400,000 migrant workers in Thailand at risk of deportationSubmitted by editor2 on Fri, 18/12/2015 - 12:20
A civil society group providing assistance to migrants in Thailand has stated that nearly 400,000 migrants are currently at risk of deportation while human trafficking problems are still endemic.
On Thursday, 18 December 2015, International Migrants Day, the Migrant Working Group (MWG), a civil society organisation based in Thailand, held a press conference to launch its 2015 report ‘Migrant Crisis Protection’ at Xavier Hall in central Bangkok.
The MWG stated that the Thai government has failed to process, provide with basic services, and guarantee basic rights to migrants and refugees in the country.
Adisorn Kerdmonkol, the representative of MWG, told the press at the conference that according to data from the Ministry of Labour, between 1 April and 30 June 2015, the Office of Foreign Workers Administration registered 1,049,326 migrant workers at the Office’s One Stop Service Centre (OSS).
Currently, only 133,917 migrants have completed the process to determine their nationalities to have their work permits renewed. However, there are as many as 400,000 migrants who have been left out of the process.
These 400,000 migrant workers, most of whom are from Myanmar, Laos, and Cambodia, do not have access to basic state services and are at risk of being deported back to their countries of origin or falling prey to human traffickers, Adisorn said.
He pointed out that without official papers, illegal migrant workers are not protected and prone to abusive treatment from employers, adding that the process to register migrant workers in the country is extremely slow and plagued with corruption.
Siwawong Suktawee, another MWG representative, added that the Thai authorities under the military government have also repeatedly failed to comply with the international ‘non-refoulement’ principle of the UNHCR when it comes to dealing with refugees.
Last month, the Thai authorities deported back to China two Chinese activists in self-imposed exile who already received refugee status from the UNHCR and were awaiting resettlement in Canada. Earlier in July 2015, the Thai military government deported nearly 100 Uighurs from several detention centres in Bangkok back to China.
The deportation of the Uighurs sparked protests in Turkey in early July. The protesters attacked Thailand’s honorary consulate in Istanbul, smashing windows and destroying other property. About a month after the deportation, on 17 August 2015, Bangkok’s Ratchaprasong intersection, one of the busiest in central Bangkok, was rocked by a bomb attack which left 20 people dead and 135 injured.

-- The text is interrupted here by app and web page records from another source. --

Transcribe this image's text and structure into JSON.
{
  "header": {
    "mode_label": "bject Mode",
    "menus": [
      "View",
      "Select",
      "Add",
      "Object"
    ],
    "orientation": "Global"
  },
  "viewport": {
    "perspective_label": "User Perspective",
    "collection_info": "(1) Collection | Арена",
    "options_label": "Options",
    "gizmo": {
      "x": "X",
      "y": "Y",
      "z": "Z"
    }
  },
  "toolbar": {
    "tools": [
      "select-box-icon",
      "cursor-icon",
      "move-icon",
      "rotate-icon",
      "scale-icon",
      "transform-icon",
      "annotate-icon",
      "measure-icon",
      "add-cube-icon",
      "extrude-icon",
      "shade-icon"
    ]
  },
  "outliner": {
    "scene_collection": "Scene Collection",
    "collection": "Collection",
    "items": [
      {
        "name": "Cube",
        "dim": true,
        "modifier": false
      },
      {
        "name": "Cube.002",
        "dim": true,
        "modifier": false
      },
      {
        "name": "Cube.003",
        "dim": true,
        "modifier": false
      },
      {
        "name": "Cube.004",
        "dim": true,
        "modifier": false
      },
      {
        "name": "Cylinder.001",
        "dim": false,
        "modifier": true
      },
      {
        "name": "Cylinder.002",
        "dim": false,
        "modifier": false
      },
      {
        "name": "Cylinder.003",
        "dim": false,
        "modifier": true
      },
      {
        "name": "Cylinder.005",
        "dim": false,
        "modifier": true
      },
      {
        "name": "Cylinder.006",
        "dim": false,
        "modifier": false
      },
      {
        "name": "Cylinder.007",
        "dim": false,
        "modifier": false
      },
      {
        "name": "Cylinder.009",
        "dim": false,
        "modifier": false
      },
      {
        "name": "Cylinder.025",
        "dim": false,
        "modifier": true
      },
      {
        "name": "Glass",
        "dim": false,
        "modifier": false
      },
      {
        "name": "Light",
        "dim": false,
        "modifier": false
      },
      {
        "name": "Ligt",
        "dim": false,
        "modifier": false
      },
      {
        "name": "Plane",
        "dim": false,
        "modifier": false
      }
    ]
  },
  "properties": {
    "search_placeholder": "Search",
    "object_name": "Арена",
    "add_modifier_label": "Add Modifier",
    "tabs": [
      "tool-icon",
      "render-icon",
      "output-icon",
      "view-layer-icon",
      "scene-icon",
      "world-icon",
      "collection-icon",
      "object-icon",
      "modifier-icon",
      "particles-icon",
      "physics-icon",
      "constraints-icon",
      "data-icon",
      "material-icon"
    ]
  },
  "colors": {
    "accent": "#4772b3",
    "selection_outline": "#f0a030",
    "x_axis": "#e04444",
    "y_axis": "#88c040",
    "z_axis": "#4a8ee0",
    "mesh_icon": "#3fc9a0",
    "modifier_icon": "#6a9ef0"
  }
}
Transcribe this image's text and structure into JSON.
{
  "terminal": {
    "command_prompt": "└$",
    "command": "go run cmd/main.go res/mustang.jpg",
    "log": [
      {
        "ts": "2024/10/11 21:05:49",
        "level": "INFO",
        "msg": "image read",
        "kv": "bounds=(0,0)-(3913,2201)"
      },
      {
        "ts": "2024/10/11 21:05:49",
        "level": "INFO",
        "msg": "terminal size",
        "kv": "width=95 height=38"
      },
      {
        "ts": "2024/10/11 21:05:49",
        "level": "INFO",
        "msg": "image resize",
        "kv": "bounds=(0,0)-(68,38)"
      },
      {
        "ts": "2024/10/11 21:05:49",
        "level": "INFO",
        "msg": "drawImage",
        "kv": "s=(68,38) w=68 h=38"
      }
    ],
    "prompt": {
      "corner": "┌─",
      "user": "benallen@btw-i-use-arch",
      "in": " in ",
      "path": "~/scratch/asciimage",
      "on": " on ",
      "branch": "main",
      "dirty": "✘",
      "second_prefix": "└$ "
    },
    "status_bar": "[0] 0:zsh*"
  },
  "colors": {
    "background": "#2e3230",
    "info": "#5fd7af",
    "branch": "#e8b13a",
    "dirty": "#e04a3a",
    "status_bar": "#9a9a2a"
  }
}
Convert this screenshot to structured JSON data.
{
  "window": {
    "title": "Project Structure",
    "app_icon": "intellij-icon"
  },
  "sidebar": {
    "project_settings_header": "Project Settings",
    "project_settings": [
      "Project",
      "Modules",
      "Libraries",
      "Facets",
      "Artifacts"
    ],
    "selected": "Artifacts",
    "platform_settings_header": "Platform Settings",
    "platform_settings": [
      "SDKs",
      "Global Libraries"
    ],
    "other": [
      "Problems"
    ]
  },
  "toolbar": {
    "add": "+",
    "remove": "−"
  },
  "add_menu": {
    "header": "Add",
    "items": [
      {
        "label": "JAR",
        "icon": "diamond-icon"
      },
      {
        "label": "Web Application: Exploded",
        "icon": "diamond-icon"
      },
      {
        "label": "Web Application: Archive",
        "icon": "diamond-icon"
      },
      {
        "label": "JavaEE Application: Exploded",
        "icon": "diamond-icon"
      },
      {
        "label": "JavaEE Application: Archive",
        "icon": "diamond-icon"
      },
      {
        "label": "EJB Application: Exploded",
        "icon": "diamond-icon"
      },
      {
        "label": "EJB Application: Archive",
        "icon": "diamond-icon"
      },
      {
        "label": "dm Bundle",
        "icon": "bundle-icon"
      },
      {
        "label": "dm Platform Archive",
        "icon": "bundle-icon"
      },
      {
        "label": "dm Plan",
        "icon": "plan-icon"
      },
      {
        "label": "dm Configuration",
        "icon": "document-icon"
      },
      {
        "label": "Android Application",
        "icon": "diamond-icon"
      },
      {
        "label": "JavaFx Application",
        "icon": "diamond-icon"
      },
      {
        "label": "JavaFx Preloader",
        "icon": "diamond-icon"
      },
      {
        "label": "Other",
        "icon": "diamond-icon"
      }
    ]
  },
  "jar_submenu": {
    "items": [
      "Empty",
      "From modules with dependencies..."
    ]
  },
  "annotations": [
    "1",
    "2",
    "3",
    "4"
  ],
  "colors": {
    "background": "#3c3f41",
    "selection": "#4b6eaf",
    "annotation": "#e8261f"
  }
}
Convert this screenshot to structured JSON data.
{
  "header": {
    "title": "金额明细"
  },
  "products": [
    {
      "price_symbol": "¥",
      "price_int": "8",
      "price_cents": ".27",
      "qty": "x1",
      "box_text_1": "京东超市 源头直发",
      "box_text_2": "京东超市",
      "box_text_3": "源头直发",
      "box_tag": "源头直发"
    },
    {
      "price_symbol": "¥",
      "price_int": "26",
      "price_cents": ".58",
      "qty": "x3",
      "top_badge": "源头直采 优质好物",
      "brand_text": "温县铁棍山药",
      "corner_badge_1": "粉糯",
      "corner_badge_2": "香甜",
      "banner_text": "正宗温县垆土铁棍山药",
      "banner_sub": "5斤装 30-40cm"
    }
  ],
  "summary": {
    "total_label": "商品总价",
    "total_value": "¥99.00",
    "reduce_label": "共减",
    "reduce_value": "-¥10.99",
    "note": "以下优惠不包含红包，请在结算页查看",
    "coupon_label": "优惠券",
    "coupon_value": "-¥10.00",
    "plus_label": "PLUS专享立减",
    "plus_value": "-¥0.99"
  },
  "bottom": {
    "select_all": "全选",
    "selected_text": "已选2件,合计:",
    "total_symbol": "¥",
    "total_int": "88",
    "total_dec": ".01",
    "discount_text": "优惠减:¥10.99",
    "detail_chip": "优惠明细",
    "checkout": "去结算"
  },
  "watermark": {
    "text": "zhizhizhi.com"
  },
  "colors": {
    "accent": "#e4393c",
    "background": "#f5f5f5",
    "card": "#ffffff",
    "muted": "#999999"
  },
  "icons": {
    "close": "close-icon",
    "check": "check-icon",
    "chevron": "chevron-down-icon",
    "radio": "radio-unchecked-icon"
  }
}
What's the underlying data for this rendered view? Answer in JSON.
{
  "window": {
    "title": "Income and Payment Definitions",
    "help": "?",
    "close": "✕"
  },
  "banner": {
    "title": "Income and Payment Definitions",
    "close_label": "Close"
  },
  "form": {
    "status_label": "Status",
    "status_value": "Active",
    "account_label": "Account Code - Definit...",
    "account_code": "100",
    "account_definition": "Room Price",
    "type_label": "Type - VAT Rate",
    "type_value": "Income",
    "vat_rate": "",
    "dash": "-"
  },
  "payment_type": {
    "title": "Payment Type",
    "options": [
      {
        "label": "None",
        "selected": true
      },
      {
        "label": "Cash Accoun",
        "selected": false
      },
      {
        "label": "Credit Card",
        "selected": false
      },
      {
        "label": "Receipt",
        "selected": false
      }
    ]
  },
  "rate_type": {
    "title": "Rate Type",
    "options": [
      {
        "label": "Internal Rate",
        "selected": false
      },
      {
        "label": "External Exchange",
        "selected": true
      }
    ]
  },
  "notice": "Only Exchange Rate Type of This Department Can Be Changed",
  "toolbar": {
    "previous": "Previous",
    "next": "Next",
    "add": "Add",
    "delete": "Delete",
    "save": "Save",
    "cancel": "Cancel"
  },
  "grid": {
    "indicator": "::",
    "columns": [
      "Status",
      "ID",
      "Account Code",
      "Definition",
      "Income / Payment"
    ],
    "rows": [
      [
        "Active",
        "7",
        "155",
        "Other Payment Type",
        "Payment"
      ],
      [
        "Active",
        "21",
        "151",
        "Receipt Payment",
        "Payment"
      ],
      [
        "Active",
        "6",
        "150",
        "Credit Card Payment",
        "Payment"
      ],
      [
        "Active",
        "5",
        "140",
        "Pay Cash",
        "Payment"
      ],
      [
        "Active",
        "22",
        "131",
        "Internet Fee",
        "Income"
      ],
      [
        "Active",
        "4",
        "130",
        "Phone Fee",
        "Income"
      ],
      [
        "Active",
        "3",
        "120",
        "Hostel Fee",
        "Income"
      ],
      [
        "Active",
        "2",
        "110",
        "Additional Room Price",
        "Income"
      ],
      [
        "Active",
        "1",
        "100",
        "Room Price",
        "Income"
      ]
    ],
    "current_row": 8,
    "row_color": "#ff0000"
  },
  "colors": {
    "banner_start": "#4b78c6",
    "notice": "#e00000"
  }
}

Siwawong also said that the weak rule of law and corruption in human trafficking play a key role in creating an environment where human trafficking rings can operate.
He illustrated his statement with the case of Maj Gen Paween Pongsiri, the former head of the team investigating the human trafficking of Rohingya and Bangladeshi migrants who is now seeking asylum in Australia after his investigation led to 153 arrest warrants being issued against suspects in human trafficking rings, some of whom are high-ranking military officers.
Siwawong alleged that human trafficking activities along the western Andaman coast of southern Thailand have been allowed to persist because of the involvement of officials in the Internal Security Operations Command (ISOC) Region 4 under the military.
After the discovery of mass graves along the Thai-Malaysian border in May 2015, 91 people, including a high ranking Army officer, Maj Gen Manas Kongpan, four police officers, and the former head of the Satun Provincial Administration Organisation, Patchuban Angchotphan, were arrested. Another 62 suspects, however, are still at large.
The discovery of the mass graves, which made headlines worldwide, coupled with the US government’s decision to keep the country on Tier-3 in its Trafficking in Persons (TIP) Reports for two consecutive years and fear of trade sanctions from the EU, especially in the lucrative fishery industry, prompted the Thai authorities to clamp down on human trafficking networks, which had previously been ignored.